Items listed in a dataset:
++++++

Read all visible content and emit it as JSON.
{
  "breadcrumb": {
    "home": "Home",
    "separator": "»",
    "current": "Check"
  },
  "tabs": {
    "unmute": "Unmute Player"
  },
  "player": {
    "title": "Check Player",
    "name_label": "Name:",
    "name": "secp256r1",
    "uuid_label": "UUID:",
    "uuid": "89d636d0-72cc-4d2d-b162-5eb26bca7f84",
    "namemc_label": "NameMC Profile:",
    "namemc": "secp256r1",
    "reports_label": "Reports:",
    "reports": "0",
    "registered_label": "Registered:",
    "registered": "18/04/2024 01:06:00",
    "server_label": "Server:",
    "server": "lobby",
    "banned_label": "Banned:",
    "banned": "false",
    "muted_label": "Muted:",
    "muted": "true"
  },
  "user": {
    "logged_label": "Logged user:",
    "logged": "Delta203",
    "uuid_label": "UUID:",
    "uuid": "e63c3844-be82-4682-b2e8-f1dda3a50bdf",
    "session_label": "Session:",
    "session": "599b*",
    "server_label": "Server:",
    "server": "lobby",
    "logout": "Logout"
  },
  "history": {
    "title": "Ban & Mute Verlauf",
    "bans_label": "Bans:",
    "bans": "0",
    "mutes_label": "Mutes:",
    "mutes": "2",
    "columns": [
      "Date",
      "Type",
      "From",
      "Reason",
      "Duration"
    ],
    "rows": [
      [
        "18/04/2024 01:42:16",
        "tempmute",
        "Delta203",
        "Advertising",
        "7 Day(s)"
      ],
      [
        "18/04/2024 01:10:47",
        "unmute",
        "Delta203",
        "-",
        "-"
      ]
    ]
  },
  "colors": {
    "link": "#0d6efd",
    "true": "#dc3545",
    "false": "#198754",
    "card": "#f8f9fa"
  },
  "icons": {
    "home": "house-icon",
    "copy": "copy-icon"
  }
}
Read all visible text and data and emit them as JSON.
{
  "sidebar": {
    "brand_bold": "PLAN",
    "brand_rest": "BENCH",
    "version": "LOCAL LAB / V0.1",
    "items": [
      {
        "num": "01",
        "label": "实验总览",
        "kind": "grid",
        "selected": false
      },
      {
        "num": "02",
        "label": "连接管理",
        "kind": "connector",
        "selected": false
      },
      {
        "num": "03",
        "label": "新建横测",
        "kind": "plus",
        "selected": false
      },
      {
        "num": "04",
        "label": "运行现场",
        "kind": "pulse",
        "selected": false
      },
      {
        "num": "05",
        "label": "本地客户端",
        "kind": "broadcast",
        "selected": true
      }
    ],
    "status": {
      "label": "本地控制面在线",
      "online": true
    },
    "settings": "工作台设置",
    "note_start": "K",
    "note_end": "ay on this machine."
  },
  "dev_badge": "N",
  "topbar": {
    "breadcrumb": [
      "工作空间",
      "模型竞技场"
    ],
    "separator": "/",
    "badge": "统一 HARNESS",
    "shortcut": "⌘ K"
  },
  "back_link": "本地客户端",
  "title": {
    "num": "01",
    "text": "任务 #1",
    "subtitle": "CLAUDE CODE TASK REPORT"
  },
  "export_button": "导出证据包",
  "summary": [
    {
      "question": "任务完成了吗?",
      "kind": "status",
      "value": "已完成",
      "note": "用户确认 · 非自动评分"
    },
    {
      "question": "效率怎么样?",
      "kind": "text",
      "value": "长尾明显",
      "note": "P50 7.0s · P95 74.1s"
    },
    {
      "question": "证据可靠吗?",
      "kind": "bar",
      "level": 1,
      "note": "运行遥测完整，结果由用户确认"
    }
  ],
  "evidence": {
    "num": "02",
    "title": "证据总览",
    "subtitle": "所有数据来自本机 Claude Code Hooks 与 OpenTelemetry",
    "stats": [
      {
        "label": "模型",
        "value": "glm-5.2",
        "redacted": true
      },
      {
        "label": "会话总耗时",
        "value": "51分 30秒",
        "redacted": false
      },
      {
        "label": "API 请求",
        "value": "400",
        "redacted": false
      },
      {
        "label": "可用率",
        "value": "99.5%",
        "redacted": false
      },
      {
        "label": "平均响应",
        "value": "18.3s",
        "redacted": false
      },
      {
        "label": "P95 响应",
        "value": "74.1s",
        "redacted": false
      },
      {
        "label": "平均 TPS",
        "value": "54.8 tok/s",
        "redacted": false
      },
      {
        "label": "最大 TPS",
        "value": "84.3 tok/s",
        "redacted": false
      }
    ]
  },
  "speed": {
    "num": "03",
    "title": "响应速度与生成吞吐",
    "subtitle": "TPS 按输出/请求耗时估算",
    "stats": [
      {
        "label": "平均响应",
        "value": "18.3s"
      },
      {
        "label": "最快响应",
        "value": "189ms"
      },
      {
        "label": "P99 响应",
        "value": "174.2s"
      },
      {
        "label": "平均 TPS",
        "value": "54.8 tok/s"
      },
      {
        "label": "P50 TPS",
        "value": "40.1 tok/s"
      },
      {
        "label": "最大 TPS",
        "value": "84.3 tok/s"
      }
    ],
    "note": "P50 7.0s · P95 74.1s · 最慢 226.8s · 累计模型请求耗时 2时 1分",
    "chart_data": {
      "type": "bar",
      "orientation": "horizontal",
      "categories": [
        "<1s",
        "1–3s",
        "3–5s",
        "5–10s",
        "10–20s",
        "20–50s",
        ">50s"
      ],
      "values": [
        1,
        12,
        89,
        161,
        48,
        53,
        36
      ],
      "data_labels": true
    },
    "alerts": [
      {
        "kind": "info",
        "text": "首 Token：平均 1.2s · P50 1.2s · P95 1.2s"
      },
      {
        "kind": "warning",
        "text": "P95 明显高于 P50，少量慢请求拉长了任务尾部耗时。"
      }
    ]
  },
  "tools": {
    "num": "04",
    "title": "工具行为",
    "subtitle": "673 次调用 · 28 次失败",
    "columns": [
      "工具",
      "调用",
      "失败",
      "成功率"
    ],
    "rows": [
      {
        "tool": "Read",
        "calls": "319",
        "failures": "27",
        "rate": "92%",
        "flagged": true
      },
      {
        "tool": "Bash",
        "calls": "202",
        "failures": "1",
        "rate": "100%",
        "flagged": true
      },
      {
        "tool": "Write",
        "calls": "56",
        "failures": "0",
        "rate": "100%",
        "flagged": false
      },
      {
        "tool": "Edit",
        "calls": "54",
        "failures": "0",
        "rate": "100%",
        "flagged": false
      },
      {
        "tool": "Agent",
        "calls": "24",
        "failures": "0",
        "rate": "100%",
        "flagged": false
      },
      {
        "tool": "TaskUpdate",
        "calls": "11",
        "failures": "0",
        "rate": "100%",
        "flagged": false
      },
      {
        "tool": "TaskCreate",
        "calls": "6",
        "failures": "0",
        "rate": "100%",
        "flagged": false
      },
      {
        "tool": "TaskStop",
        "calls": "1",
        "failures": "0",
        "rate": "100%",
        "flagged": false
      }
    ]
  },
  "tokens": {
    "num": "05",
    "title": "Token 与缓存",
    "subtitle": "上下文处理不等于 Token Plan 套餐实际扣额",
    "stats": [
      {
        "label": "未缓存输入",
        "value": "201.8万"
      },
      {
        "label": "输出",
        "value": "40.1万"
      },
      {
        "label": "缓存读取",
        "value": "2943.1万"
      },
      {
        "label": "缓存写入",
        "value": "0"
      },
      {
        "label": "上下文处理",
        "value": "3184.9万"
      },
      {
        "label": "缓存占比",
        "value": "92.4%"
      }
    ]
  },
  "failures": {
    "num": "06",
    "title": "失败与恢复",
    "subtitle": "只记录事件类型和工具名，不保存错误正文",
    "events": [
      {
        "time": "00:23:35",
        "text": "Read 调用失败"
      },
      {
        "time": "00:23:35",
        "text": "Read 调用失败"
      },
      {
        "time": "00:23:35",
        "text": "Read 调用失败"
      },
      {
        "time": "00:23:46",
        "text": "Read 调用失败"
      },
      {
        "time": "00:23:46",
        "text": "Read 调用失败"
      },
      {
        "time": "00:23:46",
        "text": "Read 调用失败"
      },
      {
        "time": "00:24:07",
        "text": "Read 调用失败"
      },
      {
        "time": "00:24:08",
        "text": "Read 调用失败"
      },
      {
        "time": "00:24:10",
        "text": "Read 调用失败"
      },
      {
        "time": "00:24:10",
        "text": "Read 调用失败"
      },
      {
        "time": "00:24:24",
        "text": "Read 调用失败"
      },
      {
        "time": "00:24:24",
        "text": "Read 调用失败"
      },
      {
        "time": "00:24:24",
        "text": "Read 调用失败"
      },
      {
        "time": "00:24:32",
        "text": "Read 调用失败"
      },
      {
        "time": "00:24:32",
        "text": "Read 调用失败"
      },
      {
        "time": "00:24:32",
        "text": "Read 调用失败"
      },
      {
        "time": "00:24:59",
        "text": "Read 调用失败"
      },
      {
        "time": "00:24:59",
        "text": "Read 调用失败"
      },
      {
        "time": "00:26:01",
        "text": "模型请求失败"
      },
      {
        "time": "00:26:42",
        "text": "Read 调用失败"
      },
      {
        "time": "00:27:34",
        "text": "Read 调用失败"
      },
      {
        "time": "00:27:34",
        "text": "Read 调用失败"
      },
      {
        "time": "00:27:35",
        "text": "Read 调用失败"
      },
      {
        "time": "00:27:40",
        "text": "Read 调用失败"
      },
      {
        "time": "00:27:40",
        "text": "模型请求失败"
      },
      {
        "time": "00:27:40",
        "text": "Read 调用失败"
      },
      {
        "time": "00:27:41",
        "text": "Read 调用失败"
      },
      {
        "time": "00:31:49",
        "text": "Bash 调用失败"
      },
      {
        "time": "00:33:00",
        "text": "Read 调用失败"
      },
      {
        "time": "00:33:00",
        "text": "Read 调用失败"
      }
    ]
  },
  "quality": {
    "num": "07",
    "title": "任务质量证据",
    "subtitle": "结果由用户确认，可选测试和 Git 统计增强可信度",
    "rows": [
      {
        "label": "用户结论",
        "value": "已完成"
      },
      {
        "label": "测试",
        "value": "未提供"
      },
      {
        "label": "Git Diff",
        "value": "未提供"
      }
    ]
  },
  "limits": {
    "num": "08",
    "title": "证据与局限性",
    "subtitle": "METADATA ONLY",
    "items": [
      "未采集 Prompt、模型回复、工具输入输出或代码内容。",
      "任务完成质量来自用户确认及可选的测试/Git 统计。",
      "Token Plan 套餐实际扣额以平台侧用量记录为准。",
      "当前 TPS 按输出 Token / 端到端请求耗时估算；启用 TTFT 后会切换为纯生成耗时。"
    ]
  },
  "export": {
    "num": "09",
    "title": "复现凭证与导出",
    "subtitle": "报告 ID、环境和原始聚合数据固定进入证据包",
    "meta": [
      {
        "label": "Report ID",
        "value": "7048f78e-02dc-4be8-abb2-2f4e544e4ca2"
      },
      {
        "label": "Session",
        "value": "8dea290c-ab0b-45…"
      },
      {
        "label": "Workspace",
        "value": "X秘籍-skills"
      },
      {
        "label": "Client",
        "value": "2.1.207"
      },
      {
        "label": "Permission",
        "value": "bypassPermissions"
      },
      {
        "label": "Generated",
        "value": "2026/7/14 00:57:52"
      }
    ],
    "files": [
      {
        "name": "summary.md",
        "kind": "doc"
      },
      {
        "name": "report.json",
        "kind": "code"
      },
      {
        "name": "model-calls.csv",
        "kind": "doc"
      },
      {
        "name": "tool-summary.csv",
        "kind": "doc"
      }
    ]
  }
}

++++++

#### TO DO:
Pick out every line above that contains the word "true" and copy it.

#### OUTPUT:
    "muted": "true"
    "true": "#dc3545",
        "selected": true
      "online": true
        "redacted": true
      "data_labels": true
        "flagged": true
        "flagged": true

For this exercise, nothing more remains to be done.